What are the risks of procurement to your organisation?

Poor procurement procedures and the associated risk of fraud in an organisation has been a problem faced by companies and organisations outside of New Zealand for many years. However, in recent times we have noted a significant increase in this type of fraud in New Zealand.

In our experience, we have found a high correlation between an organisation initiating a project to review its procurement procedures and the occurrence of a fraud. This is typically unfortunate as the loss suffered by an organisation may not be recoverable and could have been mitigated given the organisation had a programme to regularly review its procurement procedures and the systems in place to reduce the risk of fraud or error.

There are many ways that poor procurement procedures can increase the risk of fraud or error to an organisation. These include:

  • Non-existent or ineffective systems regarding reviewing and accepting contracts through a tender process.
  • Limited oversight of transactions or payments to suppliers that are close to or just under the delegated authority level of the authoriser.
  • Journal entries processed in the organisation’s accounting system which have not been authorised properly or lack commercial reason and supporting documentation.
  • Insufficient review of transactions for round sum amounts (i.e. $100,000).
  • Systems where transactions are approved by an organisation with inadequate segregation of duties or no independent verification that the associated goods or services have been received by the organisation.
  • The ability to create or change supplier information in the organisation’s systems which does not require a check by an independent person with sufficient authority.
  • An increase in gift or entertainment expenditure incurred by an organisation which would appear unusual.
  • Inadequate processes for ensuring that all conflicts of interest with suppliers are identified and dealt with appropriately. We note that this is not limited only to officers of the organisation, but also to persons in positions that are responsible for accepting, authorising and settling obligations on behalf of the organisation.
  • Ineffective procedures regarding monitoring and examining differences in the profitability of projects between actual and budgeted amounts.
  • Limited oversight on the impact of changes in the IT environment and how this interacts with the organisation’s procurement procedures.
  • Delegated authority levels to enter into obligations or make payments on behalf of the organisation that are inappropriate or are not reviewed regularly.

Best practice indicates that an organisation should regularly review its procurement procedures to reduce the risk of fraud or error. We are encouraging all clients to establish a programme to review their procurement procedures.
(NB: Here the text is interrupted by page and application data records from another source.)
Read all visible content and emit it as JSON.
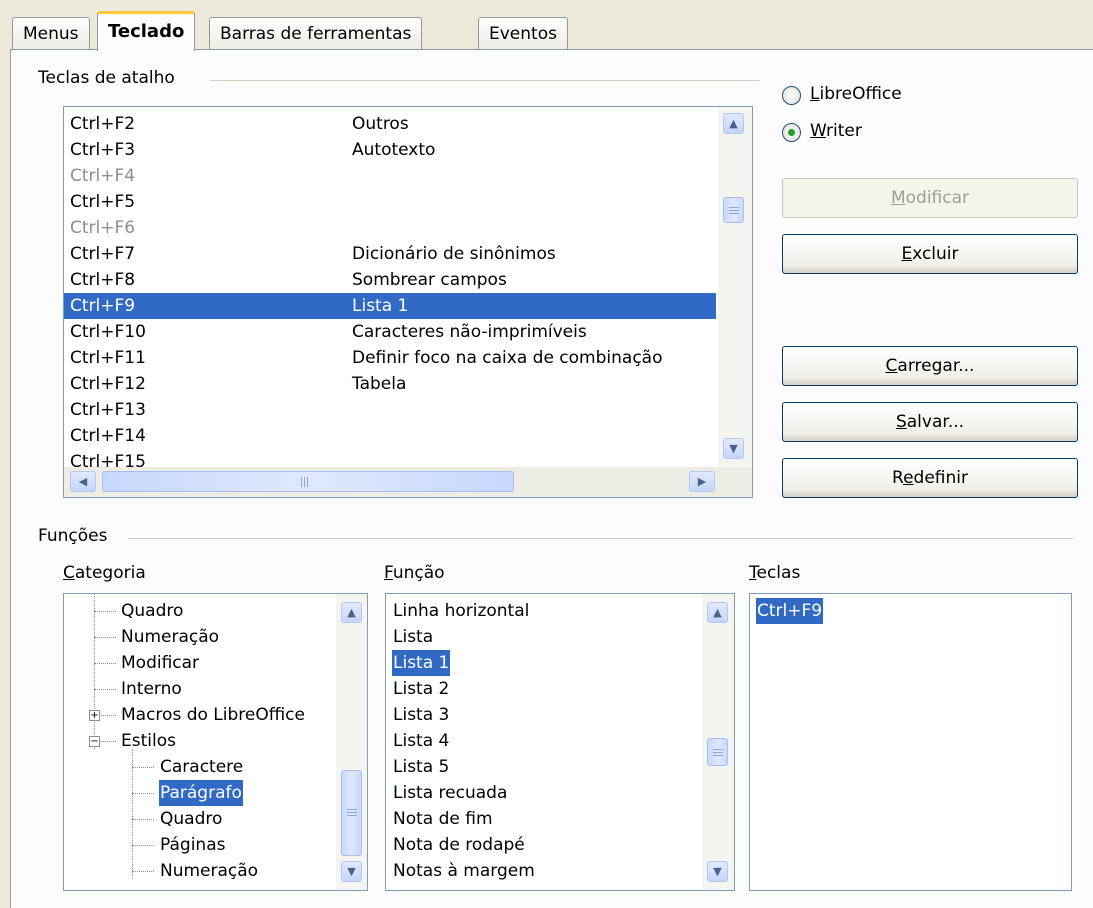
{
  "tabs": [
    {
      "label": "Menus"
    },
    {
      "label": "Teclado"
    },
    {
      "label": "Barras de ferramentas"
    },
    {
      "label": "Eventos"
    }
  ],
  "shortcuts": {
    "label": "Teclas de atalho",
    "rows": [
      {
        "key": "Ctrl+F2",
        "command": "Outros"
      },
      {
        "key": "Ctrl+F3",
        "command": "Autotexto"
      },
      {
        "key": "Ctrl+F4",
        "command": ""
      },
      {
        "key": "Ctrl+F5",
        "command": ""
      },
      {
        "key": "Ctrl+F6",
        "command": ""
      },
      {
        "key": "Ctrl+F7",
        "command": "Dicionário de sinônimos"
      },
      {
        "key": "Ctrl+F8",
        "command": "Sombrear campos"
      },
      {
        "key": "Ctrl+F9",
        "command": "Lista 1"
      },
      {
        "key": "Ctrl+F10",
        "command": "Caracteres não-imprimíveis"
      },
      {
        "key": "Ctrl+F11",
        "command": "Definir foco na caixa de combinação"
      },
      {
        "key": "Ctrl+F12",
        "command": "Tabela"
      },
      {
        "key": "Ctrl+F13",
        "command": ""
      },
      {
        "key": "Ctrl+F14",
        "command": ""
      },
      {
        "key": "Ctrl+F15",
        "command": ""
      }
    ]
  },
  "scope": {
    "options": [
      {
        "label": "LibreOffice",
        "accel": "L",
        "rest": "ibreOffice"
      },
      {
        "label": "Writer",
        "accel": "W",
        "rest": "riter"
      }
    ],
    "selected": "Writer"
  },
  "buttons": {
    "modify": {
      "accel": "M",
      "rest": "odificar"
    },
    "delete": {
      "accel": "E",
      "rest": "xcluir"
    },
    "load": {
      "accel": "C",
      "rest": "arregar..."
    },
    "save": {
      "accel": "S",
      "rest": "alvar..."
    },
    "reset": {
      "pre": "R",
      "accel": "e",
      "rest": "definir"
    }
  },
  "functions": {
    "label": "Funções",
    "category_label": {
      "accel": "C",
      "rest": "ategoria"
    },
    "function_label": {
      "accel": "F",
      "rest": "unção"
    },
    "keys_label": {
      "accel": "T",
      "rest": "eclas"
    },
    "categories": [
      {
        "label": "Quadro",
        "level": 1
      },
      {
        "label": "Numeração",
        "level": 1
      },
      {
        "label": "Modificar",
        "level": 1
      },
      {
        "label": "Interno",
        "level": 1
      },
      {
        "label": "Macros do LibreOffice",
        "level": 1,
        "expander": "+"
      },
      {
        "label": "Estilos",
        "level": 1,
        "expander": "−"
      },
      {
        "label": "Caractere",
        "level": 2
      },
      {
        "label": "Parágrafo",
        "level": 2,
        "selected": true
      },
      {
        "label": "Quadro",
        "level": 2
      },
      {
        "label": "Páginas",
        "level": 2
      },
      {
        "label": "Numeração",
        "level": 2
      }
    ],
    "functions_list": [
      "Linha horizontal",
      "Lista",
      "Lista 1",
      "Lista 2",
      "Lista 3",
      "Lista 4",
      "Lista 5",
      "Lista recuada",
      "Nota de fim",
      "Nota de rodapé",
      "Notas à margem"
    ],
    "selected_function": "Lista 1",
    "keys": [
      "Ctrl+F9"
    ]
  }
}
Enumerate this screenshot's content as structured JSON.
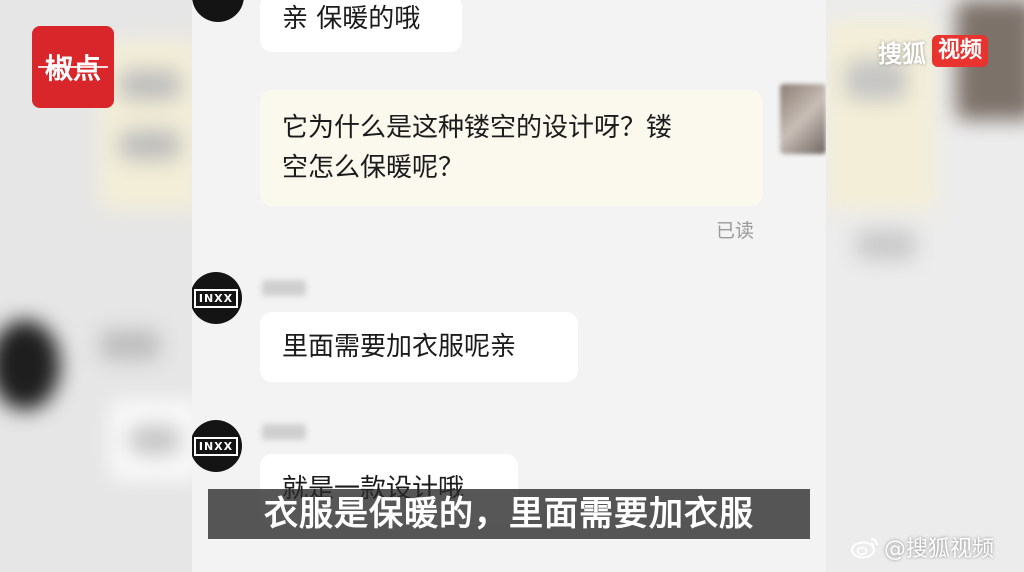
{
  "logo": {
    "text": "椒点"
  },
  "watermark_top": {
    "brand": "搜狐",
    "badge": "视频"
  },
  "chat": {
    "messages": [
      {
        "side": "left",
        "text": "亲 保暖的哦"
      },
      {
        "side": "right",
        "line1": "它为什么是这种镂空的设计呀？镂",
        "line2": "空怎么保暖呢？",
        "status": "已读"
      },
      {
        "side": "left",
        "avatar_text": "INXX",
        "text": "里面需要加衣服呢亲"
      },
      {
        "side": "left",
        "avatar_text": "INXX",
        "text": "就是一款设计哦"
      }
    ]
  },
  "subtitle": {
    "text": "衣服是保暖的，里面需要加衣服"
  },
  "watermark_bottom": {
    "text": "@搜狐视频",
    "icon": "weibo-icon"
  }
}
A starting point could be to review the adequacy of the organisation’s current strategic approach, systems and controls that work together with the aim of reducing the risk of procurement fraud. Alternatively, an organisation may wish to establish a programme where independent tests are completed to receive real-time feedback on a periodic basis for any non-compliance with the organisation’s procurements procedures. We believe the key is being proactive with your approach so that an organisation can manage this risk.

Please contact your local Findex adviser if you would like more information or assistance on mitigating the risk of procurement to your organisation.